  • There was no call for the world to burn less oil or use fewer fossil fuels, a goal desired by most wealthy countries but resisted by a few key Gulf Nations
  • The agreement did not ratchet up the level of ambition for securing more emissions cuts on a faster timeline than was contained in the Glasgow Accord last year

But there was an agreement to create a fund for climate-related damage as part of a broader agreement. This was a goal of poorer nations, who sought a degree of climate justice. While this fund earmarks money for what is known as “loss and damage” it didn’t lay out who will pay in (or the formula for doing so) or how countries can request project funding. This level of detail was reserved to a transitional committee that is yet to be formed.
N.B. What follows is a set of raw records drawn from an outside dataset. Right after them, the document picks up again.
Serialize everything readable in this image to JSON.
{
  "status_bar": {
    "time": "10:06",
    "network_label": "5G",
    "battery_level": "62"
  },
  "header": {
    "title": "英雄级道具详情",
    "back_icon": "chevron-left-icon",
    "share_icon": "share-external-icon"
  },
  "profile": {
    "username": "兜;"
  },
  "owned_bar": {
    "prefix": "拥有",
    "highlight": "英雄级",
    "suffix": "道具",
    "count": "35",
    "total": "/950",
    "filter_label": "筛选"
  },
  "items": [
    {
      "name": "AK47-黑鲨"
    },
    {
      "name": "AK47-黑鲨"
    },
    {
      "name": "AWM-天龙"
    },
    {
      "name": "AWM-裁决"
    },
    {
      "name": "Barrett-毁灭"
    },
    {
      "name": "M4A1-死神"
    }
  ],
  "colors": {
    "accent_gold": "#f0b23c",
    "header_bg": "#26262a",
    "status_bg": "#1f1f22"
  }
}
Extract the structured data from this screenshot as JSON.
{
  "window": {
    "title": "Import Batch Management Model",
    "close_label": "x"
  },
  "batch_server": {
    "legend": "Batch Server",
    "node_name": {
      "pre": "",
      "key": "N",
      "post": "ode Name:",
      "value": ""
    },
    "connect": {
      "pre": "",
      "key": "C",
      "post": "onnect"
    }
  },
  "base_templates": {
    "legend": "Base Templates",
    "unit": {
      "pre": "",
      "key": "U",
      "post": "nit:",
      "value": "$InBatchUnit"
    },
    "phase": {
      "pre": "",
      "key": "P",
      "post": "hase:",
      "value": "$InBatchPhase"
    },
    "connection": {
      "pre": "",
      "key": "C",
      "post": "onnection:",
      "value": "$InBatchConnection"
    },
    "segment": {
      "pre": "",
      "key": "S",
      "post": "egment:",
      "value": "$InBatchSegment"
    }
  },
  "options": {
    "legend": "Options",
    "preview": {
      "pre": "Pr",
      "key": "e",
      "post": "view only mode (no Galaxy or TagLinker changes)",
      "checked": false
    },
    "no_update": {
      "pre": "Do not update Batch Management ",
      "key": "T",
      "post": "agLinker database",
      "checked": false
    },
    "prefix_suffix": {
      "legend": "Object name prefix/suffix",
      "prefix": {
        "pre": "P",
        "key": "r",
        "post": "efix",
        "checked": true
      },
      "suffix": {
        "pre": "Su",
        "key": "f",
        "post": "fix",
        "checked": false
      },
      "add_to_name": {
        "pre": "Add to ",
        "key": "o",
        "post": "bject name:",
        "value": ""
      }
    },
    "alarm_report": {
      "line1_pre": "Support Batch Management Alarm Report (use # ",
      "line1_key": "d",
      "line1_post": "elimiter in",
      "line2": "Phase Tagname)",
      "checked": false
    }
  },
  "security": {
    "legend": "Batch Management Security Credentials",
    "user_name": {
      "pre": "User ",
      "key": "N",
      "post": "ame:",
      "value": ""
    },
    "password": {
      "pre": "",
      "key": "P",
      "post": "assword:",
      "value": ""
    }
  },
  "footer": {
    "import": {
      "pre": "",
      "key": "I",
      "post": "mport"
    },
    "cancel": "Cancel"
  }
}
Typically project financing addresses both the source and use of funds which was not the case here. Another key issue is that much of the funding is expected to go towards resilience and adaption rather than greenhouse gas mitigation, i.e. renewables. While I recognize we need to help countries adapt, the lack of focus on mitigating greenhouse gases at the most basic level is stupefying. Remember when people talk about limiting temperature increases to 1.5C it isn’t as a target but rather a limit.

I will reiterate how little COP27 focused on the built environment which was a key area of focus at COP26….the good news here is that countries around the world and cities in the US have stepped into the gap and are aggressively addressing this issue with regulation, benchmarking and penalties. The fact that 200+ countries can agree on anything is remarkable but so much more needs to be done. COP28 will be hosted by the UAE and it remains to be seen how they will focus the meeting next year.

Other reasons to be optimistic include Brazil’s being back in the climate action tent, with President-elect Da Silva promising zero deforestation by 2030

 As always , please let me know if you have any questions and have a good Thanksgiving.